June is National Migraine and Headache Awareness Month.
Although roughly half of all adults globally have at least one headache annually, the World Health Organization indicates that this type of head pain is “underestimated, under-recognized and under-treated throughout the world.” (1)
This article will discuss the differences that exist between headaches and migraines. It will also talk about the signs and symptoms of each, increasing your ability to recognize both conditions, and even providing a few strategies to help relieve the pain.
Headaches vs. Migraines: What’s the Difference?
Sometimes the terms “headache” and “migraine” are used interchangeably, but they are not the same thing. While both cause pain in the head region, the severity of this pain is often more severe with migraines than with headaches. The underlying causes are different as well.
Penn Medicine reports that migraines are actually a neurological disease that can be caused by hormone shifts, allergies, the environment (such as changes in weather), and genetics.
However, headaches have a variety of other different causes. (2) A few of the most common headache types and their causes are:
- Tension headaches, which are the most common headache type and can be caused by stress, eyestrain, and even hunger.
- Sinus headaches, or headaches caused by sinus passage swelling, and often occur when you are sick or congested.
- Cluster headaches, which happen when blood vessels in the brain are dilated due to physically exerting yourself or exposure to bright lights, but can also be a result of altitude.
Signs and Symptoms of the Different Headaches and Migraines
The symptoms you experience depend on whether you have a migraine or headache. They also change based on headache type.
If you have head pain that goes from one side of the head to the other and this pain starts at the back of your head while moving forward, you may be experiencing a tension headache.

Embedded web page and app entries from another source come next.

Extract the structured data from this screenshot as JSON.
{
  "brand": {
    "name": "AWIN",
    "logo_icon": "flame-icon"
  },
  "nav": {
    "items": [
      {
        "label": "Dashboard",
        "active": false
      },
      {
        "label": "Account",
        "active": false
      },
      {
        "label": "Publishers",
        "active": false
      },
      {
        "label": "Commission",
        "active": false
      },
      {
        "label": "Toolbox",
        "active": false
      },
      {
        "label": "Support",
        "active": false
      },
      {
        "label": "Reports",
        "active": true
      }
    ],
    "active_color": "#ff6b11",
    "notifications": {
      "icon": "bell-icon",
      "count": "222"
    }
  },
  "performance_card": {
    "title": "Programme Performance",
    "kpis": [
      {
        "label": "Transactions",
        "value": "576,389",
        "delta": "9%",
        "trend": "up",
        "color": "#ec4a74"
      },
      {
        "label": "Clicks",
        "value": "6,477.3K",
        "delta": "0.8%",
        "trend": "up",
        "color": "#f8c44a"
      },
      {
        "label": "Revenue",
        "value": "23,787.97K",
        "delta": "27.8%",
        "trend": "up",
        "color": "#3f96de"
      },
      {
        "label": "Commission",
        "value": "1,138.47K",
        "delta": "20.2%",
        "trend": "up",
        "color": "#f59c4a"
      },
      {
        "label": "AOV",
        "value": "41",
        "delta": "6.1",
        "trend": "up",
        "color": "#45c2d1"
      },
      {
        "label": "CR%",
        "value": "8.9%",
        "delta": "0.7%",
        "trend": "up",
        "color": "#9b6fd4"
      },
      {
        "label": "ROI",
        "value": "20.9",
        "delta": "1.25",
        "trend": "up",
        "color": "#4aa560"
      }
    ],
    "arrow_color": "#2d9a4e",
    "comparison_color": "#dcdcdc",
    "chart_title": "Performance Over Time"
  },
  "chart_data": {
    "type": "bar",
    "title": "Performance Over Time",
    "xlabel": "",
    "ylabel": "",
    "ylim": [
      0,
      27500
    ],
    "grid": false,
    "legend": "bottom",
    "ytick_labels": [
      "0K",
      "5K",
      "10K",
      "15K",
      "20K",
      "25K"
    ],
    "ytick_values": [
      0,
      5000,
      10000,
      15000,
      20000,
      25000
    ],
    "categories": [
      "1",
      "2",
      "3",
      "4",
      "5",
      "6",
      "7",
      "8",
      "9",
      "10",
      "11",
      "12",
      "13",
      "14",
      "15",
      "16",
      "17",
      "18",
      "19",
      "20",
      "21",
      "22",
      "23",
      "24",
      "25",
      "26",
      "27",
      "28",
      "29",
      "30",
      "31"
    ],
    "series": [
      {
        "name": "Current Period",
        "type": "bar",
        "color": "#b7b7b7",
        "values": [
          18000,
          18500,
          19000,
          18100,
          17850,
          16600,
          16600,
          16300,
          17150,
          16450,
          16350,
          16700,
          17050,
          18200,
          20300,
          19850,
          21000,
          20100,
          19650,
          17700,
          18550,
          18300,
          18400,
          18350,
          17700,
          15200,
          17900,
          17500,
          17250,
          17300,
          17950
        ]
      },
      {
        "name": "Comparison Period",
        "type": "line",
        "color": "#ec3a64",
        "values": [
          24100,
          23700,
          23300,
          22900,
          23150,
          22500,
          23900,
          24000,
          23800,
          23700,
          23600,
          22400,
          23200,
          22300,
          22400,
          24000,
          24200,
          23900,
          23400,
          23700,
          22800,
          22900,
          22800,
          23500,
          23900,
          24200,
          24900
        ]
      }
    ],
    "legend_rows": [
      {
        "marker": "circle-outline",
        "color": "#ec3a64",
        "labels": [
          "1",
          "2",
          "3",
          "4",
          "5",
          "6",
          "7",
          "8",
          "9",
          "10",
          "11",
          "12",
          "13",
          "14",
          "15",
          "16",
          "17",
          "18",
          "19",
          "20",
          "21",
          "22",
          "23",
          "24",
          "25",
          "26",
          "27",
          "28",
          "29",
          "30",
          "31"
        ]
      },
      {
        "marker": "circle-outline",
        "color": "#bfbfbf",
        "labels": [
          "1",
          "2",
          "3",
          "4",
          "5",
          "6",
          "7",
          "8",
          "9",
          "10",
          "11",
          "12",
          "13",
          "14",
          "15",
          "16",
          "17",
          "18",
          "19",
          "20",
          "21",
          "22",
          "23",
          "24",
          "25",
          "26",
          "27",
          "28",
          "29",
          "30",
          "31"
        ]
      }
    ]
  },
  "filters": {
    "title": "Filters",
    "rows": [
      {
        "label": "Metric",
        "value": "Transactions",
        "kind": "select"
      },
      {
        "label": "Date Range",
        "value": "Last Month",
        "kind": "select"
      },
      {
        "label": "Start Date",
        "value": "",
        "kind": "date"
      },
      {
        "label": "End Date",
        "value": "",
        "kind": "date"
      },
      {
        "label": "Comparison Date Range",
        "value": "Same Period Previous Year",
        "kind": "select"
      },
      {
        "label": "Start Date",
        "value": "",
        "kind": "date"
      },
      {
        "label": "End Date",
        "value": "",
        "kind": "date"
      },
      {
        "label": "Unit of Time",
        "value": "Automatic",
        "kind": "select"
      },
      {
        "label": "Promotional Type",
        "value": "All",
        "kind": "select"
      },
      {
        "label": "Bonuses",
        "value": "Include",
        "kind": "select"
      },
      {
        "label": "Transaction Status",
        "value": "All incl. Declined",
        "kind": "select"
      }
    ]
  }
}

If your symptoms include pain or tenderness in the cheeks, eyes, and nose areas, this may be due to a sinus headache. Additional signs of sinus headaches include pain that is worse in the morning and pain that increases while bending forward. Sinus headaches may be treated by taking a decongestant, thereby reducing inflammation and swelling in the sinus passage.
If you tend to have head pain around the same time each day, and this pain appears multiple times each day for a long period, cluster headaches may be at play.
If your head pain is accompanied by other symptoms, such as nausea, dizziness, extreme fatigue, and being more sensitive to light, sound, or smell – this could be a sign that you are experiencing a migraine. Migraine pain also tends to be more severe than headache pain.
How to Ease Headache and Migraine Pain
The big question is: How do you relieve the head pain associated with headaches and migraines?
The first step is to identify which one you have.
Your healthcare provider can help with this if you’re unsure. CT scans, x-rays, MRIs, and blood tests can all rule out other potential causes, providing a more accurate diagnosis.
The next step once you know whether you are dealing with a headache or migraine, is to recognize your triggers.
- If you tend to get tension headaches, for instance, stress may be instigating your head pain. Finding ways to regularly decompress can help.
- If you struggle with migraines, hormonal shifts or changes in weather may be to blame. Reducing or eliminating these triggers can help ease your pain.
Since many of the causes behind migraines are difficult to address—such as your genetics or hormonal changes that might occur with aging—medication may help. The Mayo Clinic reports that these medicines are sometimes helpful for preventing headaches; other times they work by relieving migraine pain. (3)
Again, your healthcare provider can help decide whether this is the right treatment for you and, if it is, which medication may work best.
Other suggestions offered by the Mayo Clinic for easing migraine pain include:
- Engaging in relaxation techniques
- Maintaining a consistent food and sleep schedule
- Staying hydrated
- Getting regular exercise
Keeping a diary or log of your head pain can also help you better identify any potential triggers. If you seek treatment, this log also enables you to provide a clearer history of your headaches or migraines.
Alternative Migraine Remedies
Do you prefer natural pain relief options? The American Migraine Foundation has undertaken the painstaking effort of identifying which alternative remedies are effective (and which are not). This is information according to medical professionals. (4)
3 Alternative Migraine Remedies With Some Degree of Effectiveness
- Engaging in acupuncture, with the suggestion that you do your own research to make sure this is the right remedy for you.
- Increasing magnesium intake, either by eating magnesium-rich foods or by taking an oral magnesium citrate supplement at a dosage of 400 to 600 mg per day.
- Taking a butterbur supplement. Although it is important to know that there are some risks with this approach, such as liver toxicity. Therefore, it’s important to talk with your healthcare provider to learn whether this is safe for you.
Remedies deemed not effective include essential oils, homeopathic migraine treatments, and cream of tartar.